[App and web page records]
-------------------------

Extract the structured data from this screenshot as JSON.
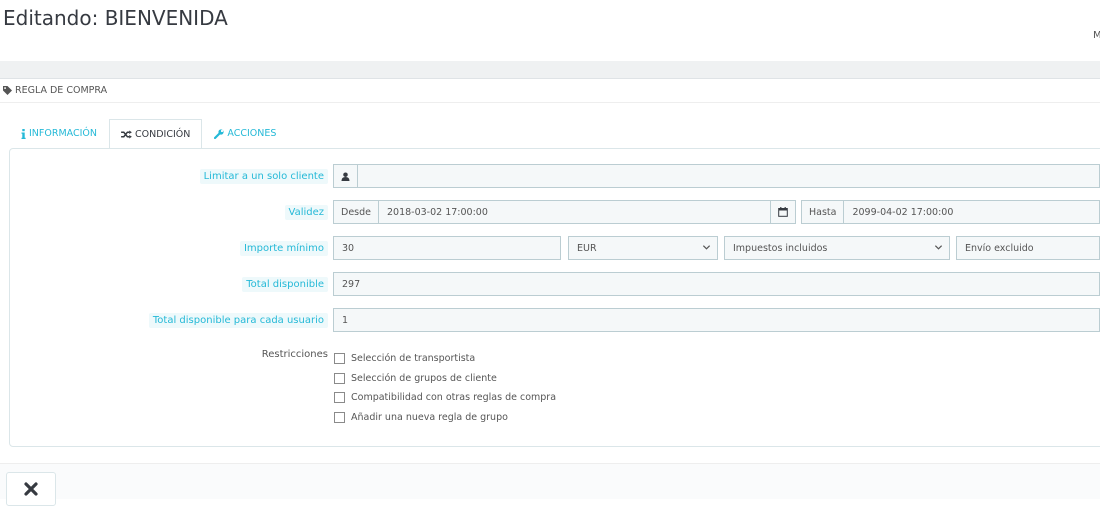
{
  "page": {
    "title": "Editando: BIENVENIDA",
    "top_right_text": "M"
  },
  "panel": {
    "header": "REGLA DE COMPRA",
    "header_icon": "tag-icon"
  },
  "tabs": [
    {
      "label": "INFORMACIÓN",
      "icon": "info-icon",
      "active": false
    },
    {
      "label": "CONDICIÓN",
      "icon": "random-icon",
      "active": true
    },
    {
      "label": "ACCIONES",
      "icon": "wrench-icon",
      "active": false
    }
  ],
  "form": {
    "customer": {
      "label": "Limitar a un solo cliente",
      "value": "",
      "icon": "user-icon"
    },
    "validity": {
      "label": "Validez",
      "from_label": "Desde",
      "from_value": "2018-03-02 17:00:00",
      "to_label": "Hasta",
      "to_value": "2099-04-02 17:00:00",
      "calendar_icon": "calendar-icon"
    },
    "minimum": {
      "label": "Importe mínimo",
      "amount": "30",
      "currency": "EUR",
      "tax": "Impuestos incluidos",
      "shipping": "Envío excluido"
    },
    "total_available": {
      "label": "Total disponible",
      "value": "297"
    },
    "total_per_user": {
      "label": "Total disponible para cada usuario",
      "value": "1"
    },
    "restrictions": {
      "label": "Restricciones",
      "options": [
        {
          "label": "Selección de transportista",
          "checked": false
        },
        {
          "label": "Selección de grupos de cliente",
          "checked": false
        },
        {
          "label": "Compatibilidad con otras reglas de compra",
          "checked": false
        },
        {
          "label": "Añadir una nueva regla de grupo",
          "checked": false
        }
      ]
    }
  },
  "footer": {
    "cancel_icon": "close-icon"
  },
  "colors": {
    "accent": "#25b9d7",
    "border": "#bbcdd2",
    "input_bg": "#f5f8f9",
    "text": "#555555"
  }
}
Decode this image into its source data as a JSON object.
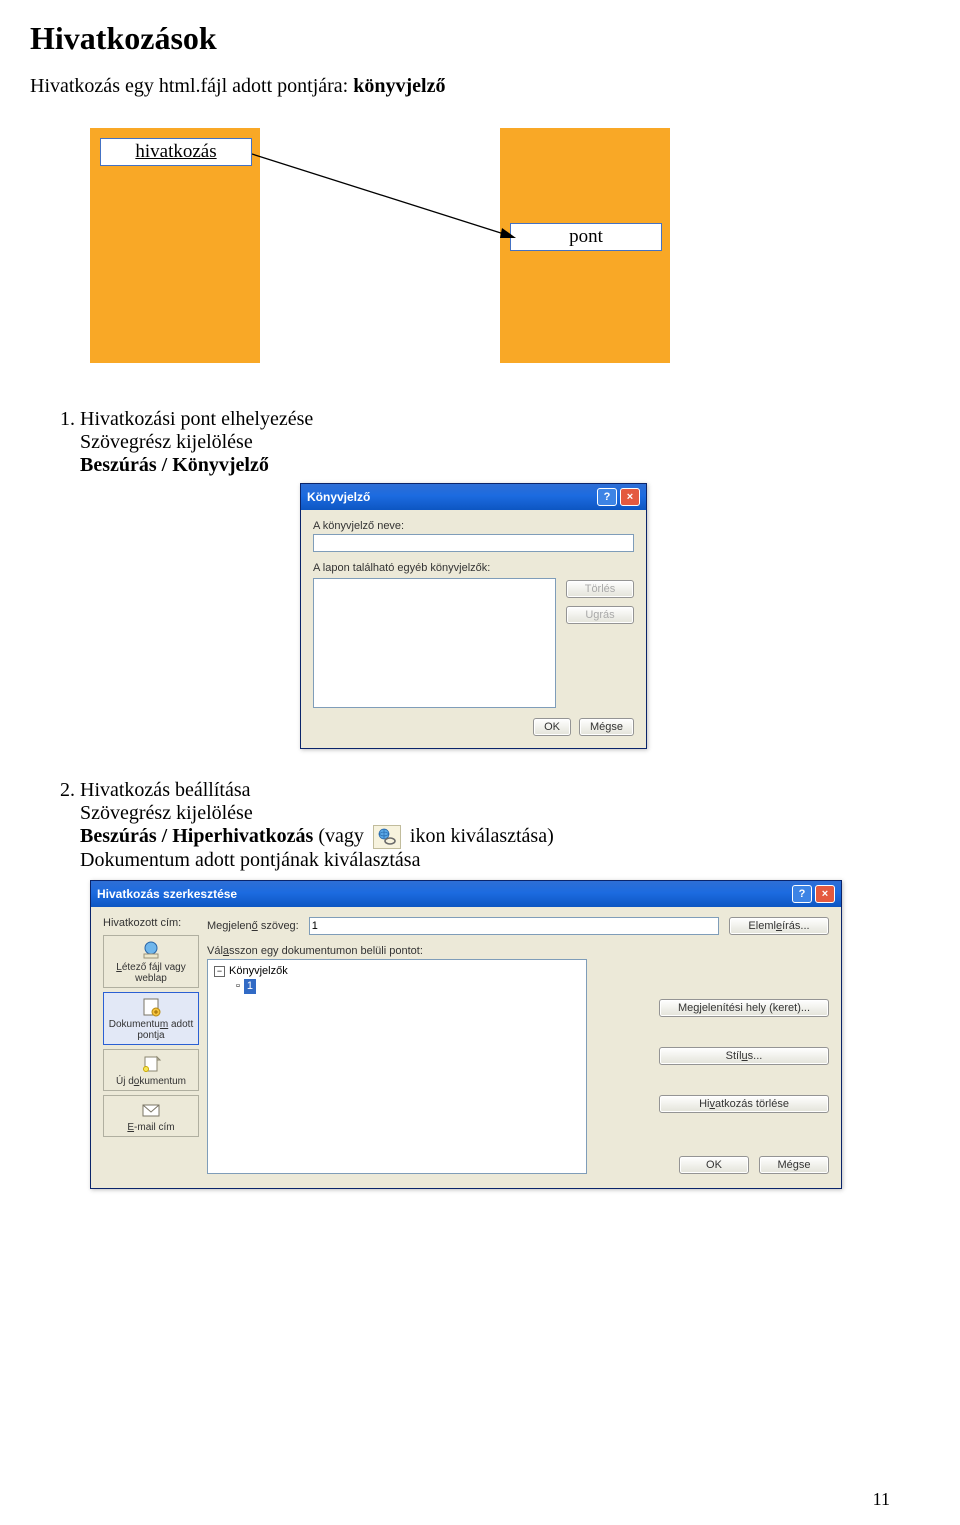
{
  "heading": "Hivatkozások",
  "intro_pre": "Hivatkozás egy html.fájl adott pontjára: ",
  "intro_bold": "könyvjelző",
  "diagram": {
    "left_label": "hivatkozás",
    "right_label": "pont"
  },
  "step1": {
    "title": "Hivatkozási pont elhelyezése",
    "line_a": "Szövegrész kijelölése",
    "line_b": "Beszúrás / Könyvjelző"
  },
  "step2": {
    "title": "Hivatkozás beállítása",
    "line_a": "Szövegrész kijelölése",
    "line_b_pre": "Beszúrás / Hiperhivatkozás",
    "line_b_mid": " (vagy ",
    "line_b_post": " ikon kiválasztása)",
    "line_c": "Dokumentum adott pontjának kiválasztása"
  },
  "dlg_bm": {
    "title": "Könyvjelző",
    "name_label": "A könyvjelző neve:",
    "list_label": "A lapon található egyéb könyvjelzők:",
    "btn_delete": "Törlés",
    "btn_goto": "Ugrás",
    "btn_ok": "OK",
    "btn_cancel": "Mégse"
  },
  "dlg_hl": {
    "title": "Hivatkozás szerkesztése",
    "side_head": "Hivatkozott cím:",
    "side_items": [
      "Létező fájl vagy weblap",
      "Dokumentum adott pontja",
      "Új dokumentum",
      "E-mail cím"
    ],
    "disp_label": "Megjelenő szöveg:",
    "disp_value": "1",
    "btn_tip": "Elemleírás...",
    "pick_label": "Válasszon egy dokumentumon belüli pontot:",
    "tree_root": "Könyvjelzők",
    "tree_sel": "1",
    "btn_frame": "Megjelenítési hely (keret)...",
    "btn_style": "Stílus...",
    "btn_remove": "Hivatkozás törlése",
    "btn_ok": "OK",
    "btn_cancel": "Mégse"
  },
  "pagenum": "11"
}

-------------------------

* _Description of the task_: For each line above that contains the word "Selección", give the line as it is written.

* _Your response_:
          "label": "Selección de transportista",
          "label": "Selección de grupos de cliente",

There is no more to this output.